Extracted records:
+++

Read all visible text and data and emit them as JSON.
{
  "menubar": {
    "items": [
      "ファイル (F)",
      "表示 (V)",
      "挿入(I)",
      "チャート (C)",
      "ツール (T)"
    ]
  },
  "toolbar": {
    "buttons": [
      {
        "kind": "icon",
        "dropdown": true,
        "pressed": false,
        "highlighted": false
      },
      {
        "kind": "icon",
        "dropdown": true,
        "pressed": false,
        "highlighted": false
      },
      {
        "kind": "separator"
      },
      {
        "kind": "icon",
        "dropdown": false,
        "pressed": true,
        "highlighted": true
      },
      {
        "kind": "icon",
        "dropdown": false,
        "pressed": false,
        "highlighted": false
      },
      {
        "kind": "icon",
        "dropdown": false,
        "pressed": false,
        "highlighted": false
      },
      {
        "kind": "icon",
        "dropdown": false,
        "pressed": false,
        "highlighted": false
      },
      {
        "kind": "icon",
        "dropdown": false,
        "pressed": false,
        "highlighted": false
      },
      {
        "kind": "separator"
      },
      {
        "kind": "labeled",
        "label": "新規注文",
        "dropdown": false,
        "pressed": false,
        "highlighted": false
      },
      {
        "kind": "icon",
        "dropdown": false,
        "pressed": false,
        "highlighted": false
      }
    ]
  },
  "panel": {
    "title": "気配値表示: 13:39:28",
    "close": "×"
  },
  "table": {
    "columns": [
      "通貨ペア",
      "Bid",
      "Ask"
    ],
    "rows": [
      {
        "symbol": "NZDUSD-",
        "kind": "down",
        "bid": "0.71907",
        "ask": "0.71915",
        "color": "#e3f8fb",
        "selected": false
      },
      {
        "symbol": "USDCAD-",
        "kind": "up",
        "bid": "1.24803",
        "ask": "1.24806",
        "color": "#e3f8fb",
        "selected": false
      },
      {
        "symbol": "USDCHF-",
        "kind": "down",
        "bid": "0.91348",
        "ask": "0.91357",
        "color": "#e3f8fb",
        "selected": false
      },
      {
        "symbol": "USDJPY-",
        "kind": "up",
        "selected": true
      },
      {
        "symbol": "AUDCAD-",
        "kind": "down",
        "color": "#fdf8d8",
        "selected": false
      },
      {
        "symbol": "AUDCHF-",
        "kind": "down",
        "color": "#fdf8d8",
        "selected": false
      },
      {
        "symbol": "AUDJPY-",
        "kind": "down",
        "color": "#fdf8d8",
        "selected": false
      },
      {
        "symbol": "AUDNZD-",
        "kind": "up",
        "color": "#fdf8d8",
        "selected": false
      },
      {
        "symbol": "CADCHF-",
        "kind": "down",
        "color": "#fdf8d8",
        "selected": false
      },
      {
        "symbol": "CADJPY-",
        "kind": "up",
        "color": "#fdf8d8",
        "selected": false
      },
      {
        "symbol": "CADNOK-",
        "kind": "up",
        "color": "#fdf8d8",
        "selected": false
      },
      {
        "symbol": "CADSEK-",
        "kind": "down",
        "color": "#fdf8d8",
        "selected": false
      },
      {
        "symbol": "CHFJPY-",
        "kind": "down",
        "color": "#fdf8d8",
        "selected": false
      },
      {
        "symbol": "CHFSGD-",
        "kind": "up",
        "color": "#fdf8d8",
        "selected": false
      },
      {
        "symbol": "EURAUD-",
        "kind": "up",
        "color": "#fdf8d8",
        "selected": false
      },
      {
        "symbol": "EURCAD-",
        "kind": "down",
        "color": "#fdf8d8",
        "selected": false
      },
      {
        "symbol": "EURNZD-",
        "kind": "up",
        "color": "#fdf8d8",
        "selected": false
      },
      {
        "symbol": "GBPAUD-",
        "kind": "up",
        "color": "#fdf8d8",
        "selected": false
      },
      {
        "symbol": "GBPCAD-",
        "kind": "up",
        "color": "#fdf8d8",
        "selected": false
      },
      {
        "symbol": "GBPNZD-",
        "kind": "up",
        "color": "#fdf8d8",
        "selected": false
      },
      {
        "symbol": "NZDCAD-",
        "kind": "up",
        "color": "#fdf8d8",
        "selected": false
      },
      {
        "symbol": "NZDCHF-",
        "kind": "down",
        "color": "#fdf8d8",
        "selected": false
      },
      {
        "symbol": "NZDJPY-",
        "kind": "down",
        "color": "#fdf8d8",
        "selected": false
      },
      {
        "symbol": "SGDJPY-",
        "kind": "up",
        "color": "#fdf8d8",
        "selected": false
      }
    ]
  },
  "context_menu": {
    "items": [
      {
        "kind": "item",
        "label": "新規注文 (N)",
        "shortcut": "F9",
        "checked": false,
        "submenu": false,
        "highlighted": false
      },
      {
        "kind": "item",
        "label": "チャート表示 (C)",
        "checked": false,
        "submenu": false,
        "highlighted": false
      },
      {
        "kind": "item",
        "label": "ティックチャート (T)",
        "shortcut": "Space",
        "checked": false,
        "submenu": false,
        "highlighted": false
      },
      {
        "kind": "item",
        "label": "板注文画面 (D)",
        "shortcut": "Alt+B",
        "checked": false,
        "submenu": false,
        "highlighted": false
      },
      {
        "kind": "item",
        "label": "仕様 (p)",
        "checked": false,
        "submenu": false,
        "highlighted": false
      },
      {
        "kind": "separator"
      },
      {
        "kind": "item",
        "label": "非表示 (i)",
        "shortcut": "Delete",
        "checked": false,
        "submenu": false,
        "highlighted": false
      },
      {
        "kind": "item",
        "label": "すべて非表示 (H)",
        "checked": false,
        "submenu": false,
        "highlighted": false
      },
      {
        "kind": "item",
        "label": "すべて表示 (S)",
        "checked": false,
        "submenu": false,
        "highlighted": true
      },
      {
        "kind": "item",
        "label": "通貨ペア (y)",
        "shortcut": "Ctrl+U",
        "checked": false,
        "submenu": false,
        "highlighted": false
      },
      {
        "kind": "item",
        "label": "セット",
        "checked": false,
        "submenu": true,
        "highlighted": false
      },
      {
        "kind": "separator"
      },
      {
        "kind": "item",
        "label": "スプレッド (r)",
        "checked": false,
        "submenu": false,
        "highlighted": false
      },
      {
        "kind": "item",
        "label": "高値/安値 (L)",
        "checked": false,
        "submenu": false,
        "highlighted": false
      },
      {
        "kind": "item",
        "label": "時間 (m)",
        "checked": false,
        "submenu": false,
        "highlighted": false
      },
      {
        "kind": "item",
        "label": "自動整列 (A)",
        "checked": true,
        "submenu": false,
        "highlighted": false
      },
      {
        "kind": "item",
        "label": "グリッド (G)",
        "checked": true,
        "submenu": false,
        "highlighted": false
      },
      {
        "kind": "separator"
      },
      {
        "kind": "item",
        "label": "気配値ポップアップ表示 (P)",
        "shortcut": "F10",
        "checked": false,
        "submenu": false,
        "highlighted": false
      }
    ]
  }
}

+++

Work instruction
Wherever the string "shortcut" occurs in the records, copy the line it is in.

Solution to this task
        "shortcut": "F9",
        "shortcut": "Space",
        "shortcut": "Alt+B",
        "shortcut": "Delete",
        "shortcut": "Ctrl+U",
        "shortcut": "F10",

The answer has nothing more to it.